- Assessing The Weight Of A 20-Foot Shipping Container
- Exploring Different Modes Of Transport For Shipping Containers
- The Role Of Trucks In Shipping Container Transportation
Transporting a 20-foot shipping container typically involves using trucks, trains, or ships. The container is often loaded onto a flatbed truck or train car for land-based transport. This loading process usually requires heavy machinery such as cranes or forklifts to safely and efficiently handle the container's weight and size.
The 20-foot shipping container is a staple in global logistics, known for its standardized dimensions and versatility in transporting a wide range of goods. These containers are designed to be easily transferred across different modes of transportation, making them integral to international trade. Understanding the specifics of transporting these containers is crucial for efficient and cost-effective logistics operations.
Assessing the Weight of a 20-foot Shipping Container
The weight of a 20-foot shipping container matters for many reasons. It mostly affects shipping mode and cost. These containers have a standard weight, but loaded cargo can change it. Transportation logistics and costs depend on container and cargo gross weight
Let's examine the 20-foot container weight. The average empty 20-foot container weighs 1,800 to 2,300 kilograms or 3,970 to 5,070 pounds. Transport considerations are mostly driven by cargo and tare or gross weight. A fully loaded 20-foot shipping container can hold 30,480 kilograms or 67,200 pounds. This weight must be calculated correctly for safe and efficient transportation.
Exploring Different Modes of Transport for Shipping Containers
Shipping containers, specifically the popular 20-foot variant, are transported worldwide through various modes. These modes can be categorized into three types - sea, land, and air. However, choosing the appropriate mode of transport requires a deep understanding of each type's advantages, cost efficiency, time efficiency, and environmental impact.
Sea transport, commonly executed via cargo ships, is the most popular and cost-effective method, especially for long-distance transportation. Land transport involves trucks and trains and is generally preferred for short to medium-range distances due to its flexibility in routes and availability. Though the fastest, air transport is the least preferred due to its high associated costs. However, air transport becomes a viable choice in pressing situations requiring swift delivery.

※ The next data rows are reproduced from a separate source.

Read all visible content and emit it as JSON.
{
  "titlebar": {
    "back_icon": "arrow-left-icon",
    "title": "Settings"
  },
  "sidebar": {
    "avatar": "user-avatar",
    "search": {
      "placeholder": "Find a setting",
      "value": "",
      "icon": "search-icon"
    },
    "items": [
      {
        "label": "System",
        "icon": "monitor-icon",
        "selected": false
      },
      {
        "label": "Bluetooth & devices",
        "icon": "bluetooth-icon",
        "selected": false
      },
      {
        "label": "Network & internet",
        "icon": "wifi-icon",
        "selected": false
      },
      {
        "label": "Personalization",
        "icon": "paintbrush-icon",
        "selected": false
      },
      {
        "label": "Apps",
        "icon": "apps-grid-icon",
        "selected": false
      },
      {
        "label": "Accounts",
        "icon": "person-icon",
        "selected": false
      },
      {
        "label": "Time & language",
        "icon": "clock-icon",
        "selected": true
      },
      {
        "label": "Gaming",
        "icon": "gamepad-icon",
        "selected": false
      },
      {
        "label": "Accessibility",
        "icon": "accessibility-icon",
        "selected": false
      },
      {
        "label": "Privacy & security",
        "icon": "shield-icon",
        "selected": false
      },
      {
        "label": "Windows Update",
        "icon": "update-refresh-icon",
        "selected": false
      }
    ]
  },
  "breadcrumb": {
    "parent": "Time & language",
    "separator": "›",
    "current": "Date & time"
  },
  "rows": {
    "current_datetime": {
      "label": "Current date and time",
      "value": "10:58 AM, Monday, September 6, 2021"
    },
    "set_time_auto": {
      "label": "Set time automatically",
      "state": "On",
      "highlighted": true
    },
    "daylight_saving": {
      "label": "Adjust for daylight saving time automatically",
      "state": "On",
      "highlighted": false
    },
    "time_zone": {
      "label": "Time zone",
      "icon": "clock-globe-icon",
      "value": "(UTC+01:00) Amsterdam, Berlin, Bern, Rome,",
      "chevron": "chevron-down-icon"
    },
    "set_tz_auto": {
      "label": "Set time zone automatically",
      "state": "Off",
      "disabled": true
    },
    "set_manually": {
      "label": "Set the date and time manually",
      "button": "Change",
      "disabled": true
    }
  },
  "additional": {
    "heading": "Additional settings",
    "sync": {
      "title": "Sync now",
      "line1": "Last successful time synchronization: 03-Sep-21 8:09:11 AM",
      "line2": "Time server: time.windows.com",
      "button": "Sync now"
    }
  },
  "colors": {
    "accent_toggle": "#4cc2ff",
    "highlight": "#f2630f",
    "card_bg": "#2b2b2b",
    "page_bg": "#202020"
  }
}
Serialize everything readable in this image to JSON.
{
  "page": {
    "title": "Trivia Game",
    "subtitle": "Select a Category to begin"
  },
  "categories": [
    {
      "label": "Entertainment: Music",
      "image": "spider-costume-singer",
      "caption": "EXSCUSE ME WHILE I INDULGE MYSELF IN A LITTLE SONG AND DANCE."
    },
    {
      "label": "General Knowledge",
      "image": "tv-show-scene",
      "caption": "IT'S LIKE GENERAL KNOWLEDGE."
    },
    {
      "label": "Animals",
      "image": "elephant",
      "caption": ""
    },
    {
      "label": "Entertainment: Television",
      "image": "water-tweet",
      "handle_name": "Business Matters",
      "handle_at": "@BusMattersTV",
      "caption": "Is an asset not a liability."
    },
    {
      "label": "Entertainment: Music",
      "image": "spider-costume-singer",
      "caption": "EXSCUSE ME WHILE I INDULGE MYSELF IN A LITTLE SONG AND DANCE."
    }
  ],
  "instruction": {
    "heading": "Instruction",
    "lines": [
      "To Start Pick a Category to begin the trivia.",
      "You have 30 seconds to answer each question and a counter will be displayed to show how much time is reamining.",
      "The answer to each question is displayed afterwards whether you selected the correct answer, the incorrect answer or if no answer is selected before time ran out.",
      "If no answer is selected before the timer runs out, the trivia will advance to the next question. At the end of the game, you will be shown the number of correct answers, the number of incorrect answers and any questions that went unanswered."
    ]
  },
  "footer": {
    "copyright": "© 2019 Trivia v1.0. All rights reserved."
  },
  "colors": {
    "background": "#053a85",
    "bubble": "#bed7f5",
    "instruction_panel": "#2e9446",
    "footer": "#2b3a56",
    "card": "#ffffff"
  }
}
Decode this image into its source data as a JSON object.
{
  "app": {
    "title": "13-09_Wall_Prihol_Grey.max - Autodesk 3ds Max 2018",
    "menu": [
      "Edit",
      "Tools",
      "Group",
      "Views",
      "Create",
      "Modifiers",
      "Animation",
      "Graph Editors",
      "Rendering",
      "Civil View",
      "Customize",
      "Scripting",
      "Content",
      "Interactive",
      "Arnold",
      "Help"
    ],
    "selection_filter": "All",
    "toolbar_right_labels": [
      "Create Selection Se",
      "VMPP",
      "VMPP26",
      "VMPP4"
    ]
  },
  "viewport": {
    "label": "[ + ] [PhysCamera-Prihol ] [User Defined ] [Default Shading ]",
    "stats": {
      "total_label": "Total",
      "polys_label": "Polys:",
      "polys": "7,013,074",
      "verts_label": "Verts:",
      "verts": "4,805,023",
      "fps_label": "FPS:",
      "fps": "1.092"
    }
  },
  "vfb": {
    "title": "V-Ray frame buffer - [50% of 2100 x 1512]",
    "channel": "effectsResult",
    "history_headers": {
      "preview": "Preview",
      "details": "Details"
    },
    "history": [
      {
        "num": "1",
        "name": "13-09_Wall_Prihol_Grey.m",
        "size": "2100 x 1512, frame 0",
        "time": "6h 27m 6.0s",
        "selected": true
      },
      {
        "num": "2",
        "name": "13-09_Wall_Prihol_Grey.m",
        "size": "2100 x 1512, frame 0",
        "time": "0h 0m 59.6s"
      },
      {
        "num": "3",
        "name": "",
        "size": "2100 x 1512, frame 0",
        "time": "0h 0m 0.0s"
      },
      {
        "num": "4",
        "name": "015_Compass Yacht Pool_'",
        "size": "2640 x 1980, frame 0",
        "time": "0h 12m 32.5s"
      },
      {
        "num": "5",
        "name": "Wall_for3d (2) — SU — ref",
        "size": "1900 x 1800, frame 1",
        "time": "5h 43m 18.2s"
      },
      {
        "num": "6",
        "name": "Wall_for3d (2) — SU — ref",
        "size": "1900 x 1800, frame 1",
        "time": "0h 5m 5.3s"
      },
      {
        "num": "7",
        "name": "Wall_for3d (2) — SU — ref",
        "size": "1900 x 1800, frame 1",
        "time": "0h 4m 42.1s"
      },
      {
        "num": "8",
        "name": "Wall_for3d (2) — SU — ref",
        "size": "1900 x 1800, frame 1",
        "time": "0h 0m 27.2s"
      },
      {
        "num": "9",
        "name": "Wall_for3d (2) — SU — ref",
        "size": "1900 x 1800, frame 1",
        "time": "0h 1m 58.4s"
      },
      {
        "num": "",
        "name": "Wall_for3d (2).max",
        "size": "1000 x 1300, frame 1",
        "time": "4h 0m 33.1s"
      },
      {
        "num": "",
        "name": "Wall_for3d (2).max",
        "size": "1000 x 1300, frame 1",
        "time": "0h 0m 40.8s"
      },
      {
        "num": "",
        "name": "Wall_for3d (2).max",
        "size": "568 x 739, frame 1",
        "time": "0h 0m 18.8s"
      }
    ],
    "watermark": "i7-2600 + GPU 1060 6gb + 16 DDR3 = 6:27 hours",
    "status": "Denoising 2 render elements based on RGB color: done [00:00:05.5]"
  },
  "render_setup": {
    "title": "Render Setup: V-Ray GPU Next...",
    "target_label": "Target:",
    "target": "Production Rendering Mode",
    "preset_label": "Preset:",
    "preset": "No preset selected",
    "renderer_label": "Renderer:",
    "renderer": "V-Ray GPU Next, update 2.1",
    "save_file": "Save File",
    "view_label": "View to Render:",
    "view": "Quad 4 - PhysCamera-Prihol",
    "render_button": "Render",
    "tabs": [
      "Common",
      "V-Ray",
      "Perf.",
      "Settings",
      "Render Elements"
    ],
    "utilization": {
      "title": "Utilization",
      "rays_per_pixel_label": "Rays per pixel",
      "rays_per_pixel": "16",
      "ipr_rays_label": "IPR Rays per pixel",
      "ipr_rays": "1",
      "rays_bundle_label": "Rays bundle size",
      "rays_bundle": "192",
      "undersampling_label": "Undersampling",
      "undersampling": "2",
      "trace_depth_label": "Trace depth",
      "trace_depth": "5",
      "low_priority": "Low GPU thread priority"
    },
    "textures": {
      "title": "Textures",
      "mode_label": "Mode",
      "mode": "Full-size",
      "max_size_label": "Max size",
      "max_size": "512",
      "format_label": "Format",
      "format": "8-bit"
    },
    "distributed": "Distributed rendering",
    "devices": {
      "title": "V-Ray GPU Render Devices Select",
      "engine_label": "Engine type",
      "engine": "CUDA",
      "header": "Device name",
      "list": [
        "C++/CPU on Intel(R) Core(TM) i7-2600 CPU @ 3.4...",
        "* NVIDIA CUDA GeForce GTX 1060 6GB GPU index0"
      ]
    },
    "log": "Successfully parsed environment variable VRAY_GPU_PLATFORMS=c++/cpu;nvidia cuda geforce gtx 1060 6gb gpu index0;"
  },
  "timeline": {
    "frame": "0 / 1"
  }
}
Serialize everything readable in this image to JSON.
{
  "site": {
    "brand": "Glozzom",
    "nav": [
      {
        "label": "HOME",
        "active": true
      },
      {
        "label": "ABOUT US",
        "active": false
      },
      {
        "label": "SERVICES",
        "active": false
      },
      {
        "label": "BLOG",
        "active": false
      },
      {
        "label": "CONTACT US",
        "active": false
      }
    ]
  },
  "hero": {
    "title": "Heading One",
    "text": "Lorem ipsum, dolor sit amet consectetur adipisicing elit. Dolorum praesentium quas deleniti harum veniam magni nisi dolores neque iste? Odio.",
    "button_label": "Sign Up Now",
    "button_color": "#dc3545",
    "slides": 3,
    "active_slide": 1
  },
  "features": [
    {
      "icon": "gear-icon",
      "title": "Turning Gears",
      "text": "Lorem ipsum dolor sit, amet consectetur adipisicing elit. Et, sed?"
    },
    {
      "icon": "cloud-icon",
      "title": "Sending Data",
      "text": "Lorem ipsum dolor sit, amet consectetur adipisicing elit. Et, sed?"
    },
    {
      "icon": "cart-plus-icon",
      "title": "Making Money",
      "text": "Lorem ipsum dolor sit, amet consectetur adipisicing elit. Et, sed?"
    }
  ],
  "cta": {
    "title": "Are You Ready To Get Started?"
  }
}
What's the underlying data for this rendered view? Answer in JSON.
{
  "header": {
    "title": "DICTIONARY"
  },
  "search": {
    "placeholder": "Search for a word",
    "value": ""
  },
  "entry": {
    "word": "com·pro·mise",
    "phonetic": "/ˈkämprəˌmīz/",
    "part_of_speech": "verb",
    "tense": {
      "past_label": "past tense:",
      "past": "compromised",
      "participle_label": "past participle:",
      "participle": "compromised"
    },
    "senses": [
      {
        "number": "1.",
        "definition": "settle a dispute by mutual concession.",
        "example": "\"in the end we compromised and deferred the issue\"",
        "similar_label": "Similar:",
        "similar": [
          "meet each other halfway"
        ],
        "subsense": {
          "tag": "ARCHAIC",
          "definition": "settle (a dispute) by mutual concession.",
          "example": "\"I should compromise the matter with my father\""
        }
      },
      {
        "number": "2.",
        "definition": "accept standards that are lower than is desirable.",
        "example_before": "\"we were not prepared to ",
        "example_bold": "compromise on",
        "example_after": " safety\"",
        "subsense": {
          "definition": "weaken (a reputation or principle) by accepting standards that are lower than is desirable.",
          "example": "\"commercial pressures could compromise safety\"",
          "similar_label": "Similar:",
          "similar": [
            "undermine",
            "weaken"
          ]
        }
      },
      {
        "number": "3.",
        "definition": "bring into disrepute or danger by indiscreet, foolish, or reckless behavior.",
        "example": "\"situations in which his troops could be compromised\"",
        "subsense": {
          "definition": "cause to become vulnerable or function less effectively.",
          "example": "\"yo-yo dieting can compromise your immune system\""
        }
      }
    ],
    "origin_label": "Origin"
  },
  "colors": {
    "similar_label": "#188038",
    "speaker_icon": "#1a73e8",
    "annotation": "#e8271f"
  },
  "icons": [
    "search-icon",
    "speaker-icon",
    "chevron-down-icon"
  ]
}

The Role of Trucks in Shipping Container Transportation
Transportation of shipping containers often involves a complex interplay of multiple modes of transport, including sea, rail, and land. Among these, trucks play a pivotal role in facilitating the last-mile delivery of goods, often bridging the gap between rail or port facilities and the final destination. It's not an overstatement to say that this vehicular transport species is indispensable to the global logistics chain, connecting disparate points across countries and continents.
There's a reason why trucks remain the preferred choice for container transport over short distances. They offer unprecedented flexibility, including the capability to operate on a wide array of road conditions and within diverse geographical landscapes. Moreover, trucks can be easily scaled to accommodate different container sizes, including the standard 20-foot shipping container. From bustling city centers to remote rural areas, trucks are the logistics workhorses, making container transportation seamless and efficient.
Frequently Asked Questions
A standard 20-foot shipping container usually has dimensions of approximately 20 feet in length, 8 feet in width, and 8.6 feet in height.
A 20-foot shipping container typically weighs around 2.3 tons when empty. However, when filled, its total weight can reach up to 30 tons, depending on the type of goods stored inside.
Shipping containers can be transported through shipping vessels, trucks, trains, and airplanes. The chosen mode of transport typically depends on factors such as distance, cost, and the type of goods transported.
Trucks play a crucial role in shipping container transportation. They are often used for the initial and final stages of transport, also known as the "first mile" and "last mile." Trucks transport containers from warehouses to seaports, airports, or railway stations. Similarly, they are responsible for delivering the containers to their final destination from these transport hubs.
Several factors influence the use of trucks for shipping container transport. These include the distance to the final destination, the infrastructure available for other modes of transport, the cost-effectiveness of trucking, and the type and quantity of goods transported.